[What you should do] All records should be reproduced verbatim.

....................

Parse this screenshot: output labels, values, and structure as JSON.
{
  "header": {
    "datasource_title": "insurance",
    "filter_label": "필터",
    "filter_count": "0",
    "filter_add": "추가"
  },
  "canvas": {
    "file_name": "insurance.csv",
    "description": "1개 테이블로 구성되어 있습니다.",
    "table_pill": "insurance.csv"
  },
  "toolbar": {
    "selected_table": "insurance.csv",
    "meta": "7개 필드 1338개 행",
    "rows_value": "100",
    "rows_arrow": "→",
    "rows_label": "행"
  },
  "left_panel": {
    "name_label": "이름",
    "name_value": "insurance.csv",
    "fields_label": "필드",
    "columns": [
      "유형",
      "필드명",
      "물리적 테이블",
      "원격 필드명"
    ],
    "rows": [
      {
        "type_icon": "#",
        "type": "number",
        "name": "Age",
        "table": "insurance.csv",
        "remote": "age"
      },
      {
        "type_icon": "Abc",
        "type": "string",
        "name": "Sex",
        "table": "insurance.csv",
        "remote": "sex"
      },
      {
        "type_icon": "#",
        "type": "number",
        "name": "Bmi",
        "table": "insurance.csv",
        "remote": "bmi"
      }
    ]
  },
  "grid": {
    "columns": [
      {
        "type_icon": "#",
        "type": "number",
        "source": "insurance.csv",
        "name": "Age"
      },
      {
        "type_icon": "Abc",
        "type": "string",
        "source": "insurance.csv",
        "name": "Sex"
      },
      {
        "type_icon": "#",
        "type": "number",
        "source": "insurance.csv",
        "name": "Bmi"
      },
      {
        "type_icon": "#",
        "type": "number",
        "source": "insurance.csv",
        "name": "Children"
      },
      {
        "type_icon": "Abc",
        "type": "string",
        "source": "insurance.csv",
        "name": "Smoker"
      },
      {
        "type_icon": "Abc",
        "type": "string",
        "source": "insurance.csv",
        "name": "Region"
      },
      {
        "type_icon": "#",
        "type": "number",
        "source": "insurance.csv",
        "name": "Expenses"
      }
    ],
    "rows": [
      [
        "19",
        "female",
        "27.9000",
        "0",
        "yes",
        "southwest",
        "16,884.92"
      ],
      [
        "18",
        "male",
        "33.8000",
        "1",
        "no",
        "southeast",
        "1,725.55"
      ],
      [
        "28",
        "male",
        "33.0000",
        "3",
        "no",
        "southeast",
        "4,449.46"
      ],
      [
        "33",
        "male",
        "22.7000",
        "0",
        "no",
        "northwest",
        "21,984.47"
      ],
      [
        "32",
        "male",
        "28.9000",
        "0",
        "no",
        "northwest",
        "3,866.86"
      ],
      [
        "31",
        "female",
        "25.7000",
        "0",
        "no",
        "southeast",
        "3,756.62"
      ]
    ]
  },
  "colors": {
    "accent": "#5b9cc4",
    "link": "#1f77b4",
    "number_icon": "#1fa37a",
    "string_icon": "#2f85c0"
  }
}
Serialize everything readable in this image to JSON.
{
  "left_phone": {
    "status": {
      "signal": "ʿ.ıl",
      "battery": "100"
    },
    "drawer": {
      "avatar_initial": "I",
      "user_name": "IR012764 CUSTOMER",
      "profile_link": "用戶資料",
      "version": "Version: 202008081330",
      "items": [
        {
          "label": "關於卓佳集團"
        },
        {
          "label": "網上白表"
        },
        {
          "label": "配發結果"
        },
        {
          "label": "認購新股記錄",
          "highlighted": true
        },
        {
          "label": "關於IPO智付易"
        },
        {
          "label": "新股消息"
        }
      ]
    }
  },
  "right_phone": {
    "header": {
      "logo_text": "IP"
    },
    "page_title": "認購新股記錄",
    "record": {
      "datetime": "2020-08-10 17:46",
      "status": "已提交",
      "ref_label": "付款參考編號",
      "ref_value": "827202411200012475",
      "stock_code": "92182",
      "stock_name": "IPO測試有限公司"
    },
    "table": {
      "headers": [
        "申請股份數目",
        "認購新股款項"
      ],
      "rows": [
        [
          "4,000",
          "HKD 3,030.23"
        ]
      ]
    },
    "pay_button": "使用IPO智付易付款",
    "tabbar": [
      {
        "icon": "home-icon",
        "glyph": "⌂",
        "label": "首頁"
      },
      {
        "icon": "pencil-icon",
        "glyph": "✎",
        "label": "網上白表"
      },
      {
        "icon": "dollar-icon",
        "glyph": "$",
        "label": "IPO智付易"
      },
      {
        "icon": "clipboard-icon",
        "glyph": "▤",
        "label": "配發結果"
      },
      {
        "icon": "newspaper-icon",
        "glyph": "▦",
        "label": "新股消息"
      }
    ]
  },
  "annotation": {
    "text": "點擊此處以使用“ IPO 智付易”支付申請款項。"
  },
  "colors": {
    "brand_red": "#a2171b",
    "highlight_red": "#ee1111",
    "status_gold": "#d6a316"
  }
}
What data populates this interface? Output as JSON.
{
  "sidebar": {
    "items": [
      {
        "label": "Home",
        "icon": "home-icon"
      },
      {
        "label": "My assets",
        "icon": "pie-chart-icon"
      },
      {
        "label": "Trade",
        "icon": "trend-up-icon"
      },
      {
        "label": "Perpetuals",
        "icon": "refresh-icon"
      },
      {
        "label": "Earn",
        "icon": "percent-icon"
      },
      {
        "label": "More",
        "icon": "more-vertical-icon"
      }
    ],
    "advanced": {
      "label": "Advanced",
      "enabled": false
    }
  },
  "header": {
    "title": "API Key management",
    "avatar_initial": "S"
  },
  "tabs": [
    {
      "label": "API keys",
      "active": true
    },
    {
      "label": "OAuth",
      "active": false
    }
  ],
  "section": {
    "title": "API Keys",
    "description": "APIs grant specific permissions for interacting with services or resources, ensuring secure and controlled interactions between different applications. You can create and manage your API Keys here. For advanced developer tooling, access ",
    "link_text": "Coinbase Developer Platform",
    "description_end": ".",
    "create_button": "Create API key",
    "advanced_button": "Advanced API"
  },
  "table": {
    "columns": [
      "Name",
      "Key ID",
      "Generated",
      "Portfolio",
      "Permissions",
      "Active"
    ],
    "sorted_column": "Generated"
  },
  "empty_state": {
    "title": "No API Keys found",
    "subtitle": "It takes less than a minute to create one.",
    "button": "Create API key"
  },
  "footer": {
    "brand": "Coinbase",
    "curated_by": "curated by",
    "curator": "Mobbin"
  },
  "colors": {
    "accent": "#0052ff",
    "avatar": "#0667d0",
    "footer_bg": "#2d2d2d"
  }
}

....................

[Your solution]
Parse this screenshot: output labels, values, and structure as JSON.
{
  "header": {
    "datasource_title": "insurance",
    "filter_label": "필터",
    "filter_count": "0",
    "filter_add": "추가"
  },
  "canvas": {
    "file_name": "insurance.csv",
    "description": "1개 테이블로 구성되어 있습니다.",
    "table_pill": "insurance.csv"
  },
  "toolbar": {
    "selected_table": "insurance.csv",
    "meta": "7개 필드 1338개 행",
    "rows_value": "100",
    "rows_arrow": "→",
    "rows_label": "행"
  },
  "left_panel": {
    "name_label": "이름",
    "name_value": "insurance.csv",
    "fields_label": "필드",
    "columns": [
      "유형",
      "필드명",
      "물리적 테이블",
      "원격 필드명"
    ],
    "rows": [
      {
        "type_icon": "#",
        "type": "number",
        "name": "Age",
        "table": "insurance.csv",
        "remote": "age"
      },
      {
        "type_icon": "Abc",
        "type": "string",
        "name": "Sex",
        "table": "insurance.csv",
        "remote": "sex"
      },
      {
        "type_icon": "#",
        "type": "number",
        "name": "Bmi",
        "table": "insurance.csv",
        "remote": "bmi"
      }
    ]
  },
  "grid": {
    "columns": [
      {
        "type_icon": "#",
        "type": "number",
        "source": "insurance.csv",
        "name": "Age"
      },
      {
        "type_icon": "Abc",
        "type": "string",
        "source": "insurance.csv",
        "name": "Sex"
      },
      {
        "type_icon": "#",
        "type": "number",
        "source": "insurance.csv",
        "name": "Bmi"
      },
      {
        "type_icon": "#",
        "type": "number",
        "source": "insurance.csv",
        "name": "Children"
      },
      {
        "type_icon": "Abc",
        "type": "string",
        "source": "insurance.csv",
        "name": "Smoker"
      },
      {
        "type_icon": "Abc",
        "type": "string",
        "source": "insurance.csv",
        "name": "Region"
      },
      {
        "type_icon": "#",
        "type": "number",
        "source": "insurance.csv",
        "name": "Expenses"
      }
    ],
    "rows": [
      [
        "19",
        "female",
        "27.9000",
        "0",
        "yes",
        "southwest",
        "16,884.92"
      ],
      [
        "18",
        "male",
        "33.8000",
        "1",
        "no",
        "southeast",
        "1,725.55"
      ],
      [
        "28",
        "male",
        "33.0000",
        "3",
        "no",
        "southeast",
        "4,449.46"
      ],
      [
        "33",
        "male",
        "22.7000",
        "0",
        "no",
        "northwest",
        "21,984.47"
      ],
      [
        "32",
        "male",
        "28.9000",
        "0",
        "no",
        "northwest",
        "3,866.86"
      ],
      [
        "31",
        "female",
        "25.7000",
        "0",
        "no",
        "southeast",
        "3,756.62"
      ]
    ]
  },
  "colors": {
    "accent": "#5b9cc4",
    "link": "#1f77b4",
    "number_icon": "#1fa37a",
    "string_icon": "#2f85c0"
  }
}
Serialize everything readable in this image to JSON.
{
  "left_phone": {
    "status": {
      "signal": "ʿ.ıl",
      "battery": "100"
    },
    "drawer": {
      "avatar_initial": "I",
      "user_name": "IR012764 CUSTOMER",
      "profile_link": "用戶資料",
      "version": "Version: 202008081330",
      "items": [
        {
          "label": "關於卓佳集團"
        },
        {
          "label": "網上白表"
        },
        {
          "label": "配發結果"
        },
        {
          "label": "認購新股記錄",
          "highlighted": true
        },
        {
          "label": "關於IPO智付易"
        },
        {
          "label": "新股消息"
        }
      ]
    }
  },
  "right_phone": {
    "header": {
      "logo_text": "IP"
    },
    "page_title": "認購新股記錄",
    "record": {
      "datetime": "2020-08-10 17:46",
      "status": "已提交",
      "ref_label": "付款參考編號",
      "ref_value": "827202411200012475",
      "stock_code": "92182",
      "stock_name": "IPO測試有限公司"
    },
    "table": {
      "headers": [
        "申請股份數目",
        "認購新股款項"
      ],
      "rows": [
        [
          "4,000",
          "HKD 3,030.23"
        ]
      ]
    },
    "pay_button": "使用IPO智付易付款",
    "tabbar": [
      {
        "icon": "home-icon",
        "glyph": "⌂",
        "label": "首頁"
      },
      {
        "icon": "pencil-icon",
        "glyph": "✎",
        "label": "網上白表"
      },
      {
        "icon": "dollar-icon",
        "glyph": "$",
        "label": "IPO智付易"
      },
      {
        "icon": "clipboard-icon",
        "glyph": "▤",
        "label": "配發結果"
      },
      {
        "icon": "newspaper-icon",
        "glyph": "▦",
        "label": "新股消息"
      }
    ]
  },
  "annotation": {
    "text": "點擊此處以使用“ IPO 智付易”支付申請款項。"
  },
  "colors": {
    "brand_red": "#a2171b",
    "highlight_red": "#ee1111",
    "status_gold": "#d6a316"
  }
}
What data populates this interface? Output as JSON.
{
  "sidebar": {
    "items": [
      {
        "label": "Home",
        "icon": "home-icon"
      },
      {
        "label": "My assets",
        "icon": "pie-chart-icon"
      },
      {
        "label": "Trade",
        "icon": "trend-up-icon"
      },
      {
        "label": "Perpetuals",
        "icon": "refresh-icon"
      },
      {
        "label": "Earn",
        "icon": "percent-icon"
      },
      {
        "label": "More",
        "icon": "more-vertical-icon"
      }
    ],
    "advanced": {
      "label": "Advanced",
      "enabled": false
    }
  },
  "header": {
    "title": "API Key management",
    "avatar_initial": "S"
  },
  "tabs": [
    {
      "label": "API keys",
      "active": true
    },
    {
      "label": "OAuth",
      "active": false
    }
  ],
  "section": {
    "title": "API Keys",
    "description": "APIs grant specific permissions for interacting with services or resources, ensuring secure and controlled interactions between different applications. You can create and manage your API Keys here. For advanced developer tooling, access ",
    "link_text": "Coinbase Developer Platform",
    "description_end": ".",
    "create_button": "Create API key",
    "advanced_button": "Advanced API"
  },
  "table": {
    "columns": [
      "Name",
      "Key ID",
      "Generated",
      "Portfolio",
      "Permissions",
      "Active"
    ],
    "sorted_column": "Generated"
  },
  "empty_state": {
    "title": "No API Keys found",
    "subtitle": "It takes less than a minute to create one.",
    "button": "Create API key"
  },
  "footer": {
    "brand": "Coinbase",
    "curated_by": "curated by",
    "curator": "Mobbin"
  },
  "colors": {
    "accent": "#0052ff",
    "avatar": "#0667d0",
    "footer_bg": "#2d2d2d"
  }
}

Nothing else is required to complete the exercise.